The case came to light in early April when an officer from the San Antonio Police Department found one of the women on Camp Bullis Road in “apparent distress.”
The woman took officers to a nearby apartment where she and the other housekeeper lived. According to a statement by the US Attorney’s Office for the Western District of Texas, that flat was furnished “with only a pallet on the floor for sleeping.”
According to an affidavit, the apartment that the two victims lived in was “virtually empty,” with minimal toiletries and no toilet paper, linens, utensils, clothes, television, reading material or communication devices.
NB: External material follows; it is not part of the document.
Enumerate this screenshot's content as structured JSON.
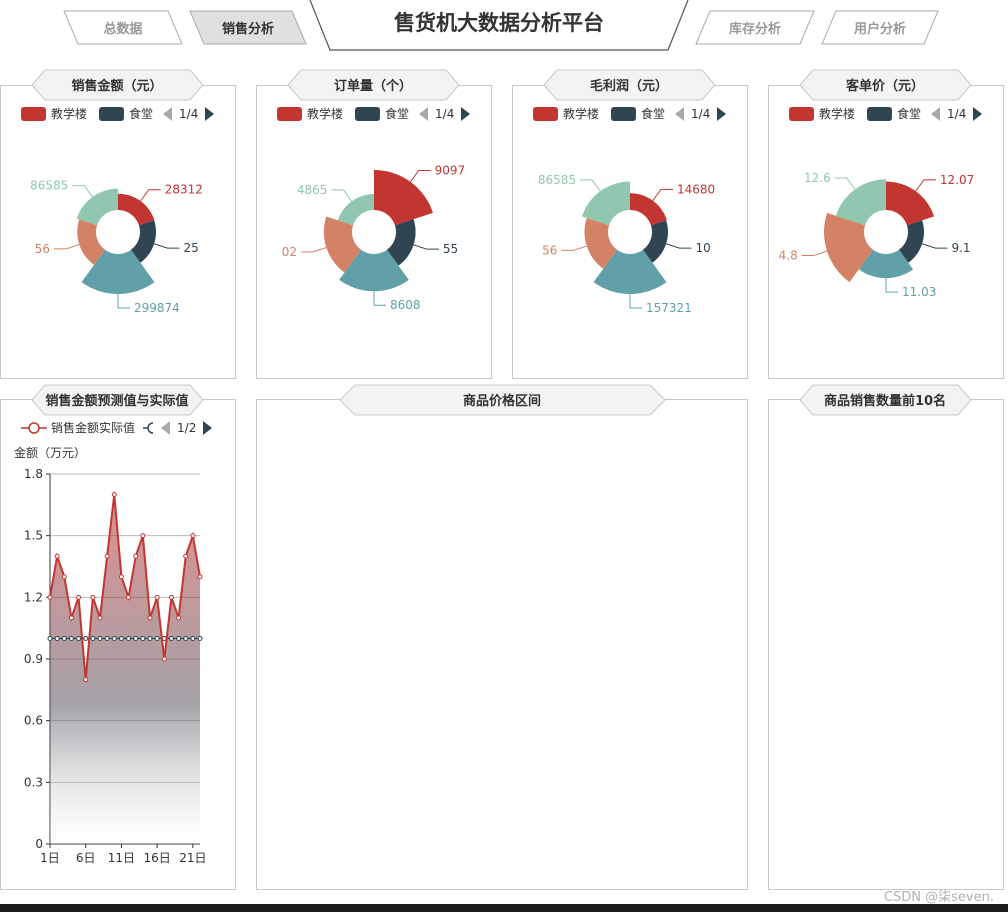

The victims also did not have keys to the apartment.
Each morning, the women were transported from their apartment to work as housekeepers.
During the day, they were allowed to eat the family’s leftovers but tried to limit their intake of food and water because their access to the bathrooms in the house was “extremely limited and often forbidden.”
On one occasion, Al Hosani beat the Indonesian woman with a stick for digging in the trash in search of food, according to the affidavit.
The women were apparently working under a domestic employee contract that stated they would make about $1,500 a month.
However, the women claimed that despite repeated requests, they were never paid during their time working for the family.
According to a statement issued by the State’s Attorney’s Office in June, Al Hosani also threatened to have the workers arrested in Qatar.
During an interview with a federal agent, Al Homoud admitted to holding the victims’ passports and turned over the travel documents, along with the Indonesian woman’s cell phone, to authorities. According to the affidavit, he also admitted to not paying the women.
The defence lawyer for Al Homoud previously argued that the couple intended to pay the two victims when they returned to Qatar and that the case was actually one of cultural differences.
Attorney Gerry Goldstein was quoted as saying people with similar social backgrounds as the victims don’t need the amenities that investigators said were missing from their accommodation.
He added that they are accustomed to eating on the floor, sleeping on mats and not using toilet paper in their home country.
“It’s not as horrific conditions as one might suspect,” Goldstein reportedly said. “They live in a country where this is how it is.”